** THE PROBLEM **
All the data should come back exactly as it was given.
Start of LISTED RECORDS
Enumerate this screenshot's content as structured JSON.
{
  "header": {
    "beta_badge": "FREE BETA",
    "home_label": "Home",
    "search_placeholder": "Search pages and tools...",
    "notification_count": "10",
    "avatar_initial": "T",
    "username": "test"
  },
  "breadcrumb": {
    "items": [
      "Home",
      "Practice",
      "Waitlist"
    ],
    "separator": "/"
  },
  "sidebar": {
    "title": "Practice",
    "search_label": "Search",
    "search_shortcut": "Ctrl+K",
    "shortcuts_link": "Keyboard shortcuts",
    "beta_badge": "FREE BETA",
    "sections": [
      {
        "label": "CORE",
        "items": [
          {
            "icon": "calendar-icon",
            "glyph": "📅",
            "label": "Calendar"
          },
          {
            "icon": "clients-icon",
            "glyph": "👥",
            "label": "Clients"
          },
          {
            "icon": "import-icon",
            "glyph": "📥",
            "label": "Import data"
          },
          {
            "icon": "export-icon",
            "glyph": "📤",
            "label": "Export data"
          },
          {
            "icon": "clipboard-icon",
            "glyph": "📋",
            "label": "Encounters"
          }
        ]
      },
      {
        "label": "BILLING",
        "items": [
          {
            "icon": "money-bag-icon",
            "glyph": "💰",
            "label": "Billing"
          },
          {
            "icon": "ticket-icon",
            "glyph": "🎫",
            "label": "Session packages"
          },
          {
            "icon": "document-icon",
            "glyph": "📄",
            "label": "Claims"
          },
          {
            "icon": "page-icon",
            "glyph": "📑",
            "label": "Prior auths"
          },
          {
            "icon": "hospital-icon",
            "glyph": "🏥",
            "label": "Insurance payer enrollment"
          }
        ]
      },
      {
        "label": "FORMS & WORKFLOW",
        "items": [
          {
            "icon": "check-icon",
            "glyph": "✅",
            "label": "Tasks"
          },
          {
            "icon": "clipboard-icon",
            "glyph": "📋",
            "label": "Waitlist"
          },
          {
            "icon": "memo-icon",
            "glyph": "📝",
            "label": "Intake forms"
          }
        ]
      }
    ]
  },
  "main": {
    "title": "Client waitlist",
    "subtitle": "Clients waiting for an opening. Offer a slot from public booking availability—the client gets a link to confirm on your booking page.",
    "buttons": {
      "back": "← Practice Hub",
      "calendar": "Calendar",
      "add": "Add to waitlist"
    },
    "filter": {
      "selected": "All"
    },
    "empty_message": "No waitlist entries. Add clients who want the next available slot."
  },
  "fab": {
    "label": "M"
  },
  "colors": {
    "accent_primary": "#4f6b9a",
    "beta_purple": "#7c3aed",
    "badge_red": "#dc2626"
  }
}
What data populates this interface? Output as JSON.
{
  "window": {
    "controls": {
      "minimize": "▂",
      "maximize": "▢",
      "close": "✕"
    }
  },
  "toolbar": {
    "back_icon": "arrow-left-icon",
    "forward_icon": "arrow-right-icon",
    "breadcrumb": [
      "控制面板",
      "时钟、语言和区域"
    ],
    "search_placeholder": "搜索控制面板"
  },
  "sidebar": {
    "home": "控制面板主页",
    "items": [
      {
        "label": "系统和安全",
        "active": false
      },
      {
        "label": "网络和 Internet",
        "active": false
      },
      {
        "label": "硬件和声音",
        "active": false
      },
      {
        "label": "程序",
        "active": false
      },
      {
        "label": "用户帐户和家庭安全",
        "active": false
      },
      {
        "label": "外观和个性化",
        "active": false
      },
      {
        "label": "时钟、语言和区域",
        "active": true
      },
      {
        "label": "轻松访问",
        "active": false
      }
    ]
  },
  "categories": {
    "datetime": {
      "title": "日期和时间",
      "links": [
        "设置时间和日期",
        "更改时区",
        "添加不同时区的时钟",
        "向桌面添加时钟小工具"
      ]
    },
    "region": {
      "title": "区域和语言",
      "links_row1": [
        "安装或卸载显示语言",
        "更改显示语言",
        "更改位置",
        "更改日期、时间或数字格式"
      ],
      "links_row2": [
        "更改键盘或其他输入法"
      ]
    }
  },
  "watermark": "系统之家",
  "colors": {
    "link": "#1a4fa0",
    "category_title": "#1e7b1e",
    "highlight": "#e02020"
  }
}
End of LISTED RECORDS
** ANSWER BOX **
Enumerate this screenshot's content as structured JSON.
{
  "header": {
    "beta_badge": "FREE BETA",
    "home_label": "Home",
    "search_placeholder": "Search pages and tools...",
    "notification_count": "10",
    "avatar_initial": "T",
    "username": "test"
  },
  "breadcrumb": {
    "items": [
      "Home",
      "Practice",
      "Waitlist"
    ],
    "separator": "/"
  },
  "sidebar": {
    "title": "Practice",
    "search_label": "Search",
    "search_shortcut": "Ctrl+K",
    "shortcuts_link": "Keyboard shortcuts",
    "beta_badge": "FREE BETA",
    "sections": [
      {
        "label": "CORE",
        "items": [
          {
            "icon": "calendar-icon",
            "glyph": "📅",
            "label": "Calendar"
          },
          {
            "icon": "clients-icon",
            "glyph": "👥",
            "label": "Clients"
          },
          {
            "icon": "import-icon",
            "glyph": "📥",
            "label": "Import data"
          },
          {
            "icon": "export-icon",
            "glyph": "📤",
            "label": "Export data"
          },
          {
            "icon": "clipboard-icon",
            "glyph": "📋",
            "label": "Encounters"
          }
        ]
      },
      {
        "label": "BILLING",
        "items": [
          {
            "icon": "money-bag-icon",
            "glyph": "💰",
            "label": "Billing"
          },
          {
            "icon": "ticket-icon",
            "glyph": "🎫",
            "label": "Session packages"
          },
          {
            "icon": "document-icon",
            "glyph": "📄",
            "label": "Claims"
          },
          {
            "icon": "page-icon",
            "glyph": "📑",
            "label": "Prior auths"
          },
          {
            "icon": "hospital-icon",
            "glyph": "🏥",
            "label": "Insurance payer enrollment"
          }
        ]
      },
      {
        "label": "FORMS & WORKFLOW",
        "items": [
          {
            "icon": "check-icon",
            "glyph": "✅",
            "label": "Tasks"
          },
          {
            "icon": "clipboard-icon",
            "glyph": "📋",
            "label": "Waitlist"
          },
          {
            "icon": "memo-icon",
            "glyph": "📝",
            "label": "Intake forms"
          }
        ]
      }
    ]
  },
  "main": {
    "title": "Client waitlist",
    "subtitle": "Clients waiting for an opening. Offer a slot from public booking availability—the client gets a link to confirm on your booking page.",
    "buttons": {
      "back": "← Practice Hub",
      "calendar": "Calendar",
      "add": "Add to waitlist"
    },
    "filter": {
      "selected": "All"
    },
    "empty_message": "No waitlist entries. Add clients who want the next available slot."
  },
  "fab": {
    "label": "M"
  },
  "colors": {
    "accent_primary": "#4f6b9a",
    "beta_purple": "#7c3aed",
    "badge_red": "#dc2626"
  }
}
What data populates this interface? Output as JSON.
{
  "window": {
    "controls": {
      "minimize": "▂",
      "maximize": "▢",
      "close": "✕"
    }
  },
  "toolbar": {
    "back_icon": "arrow-left-icon",
    "forward_icon": "arrow-right-icon",
    "breadcrumb": [
      "控制面板",
      "时钟、语言和区域"
    ],
    "search_placeholder": "搜索控制面板"
  },
  "sidebar": {
    "home": "控制面板主页",
    "items": [
      {
        "label": "系统和安全",
        "active": false
      },
      {
        "label": "网络和 Internet",
        "active": false
      },
      {
        "label": "硬件和声音",
        "active": false
      },
      {
        "label": "程序",
        "active": false
      },
      {
        "label": "用户帐户和家庭安全",
        "active": false
      },
      {
        "label": "外观和个性化",
        "active": false
      },
      {
        "label": "时钟、语言和区域",
        "active": true
      },
      {
        "label": "轻松访问",
        "active": false
      }
    ]
  },
  "categories": {
    "datetime": {
      "title": "日期和时间",
      "links": [
        "设置时间和日期",
        "更改时区",
        "添加不同时区的时钟",
        "向桌面添加时钟小工具"
      ]
    },
    "region": {
      "title": "区域和语言",
      "links_row1": [
        "安装或卸载显示语言",
        "更改显示语言",
        "更改位置",
        "更改日期、时间或数字格式"
      ],
      "links_row2": [
        "更改键盘或其他输入法"
      ]
    }
  },
  "watermark": "系统之家",
  "colors": {
    "link": "#1a4fa0",
    "category_title": "#1e7b1e",
    "highlight": "#e02020"
  }
}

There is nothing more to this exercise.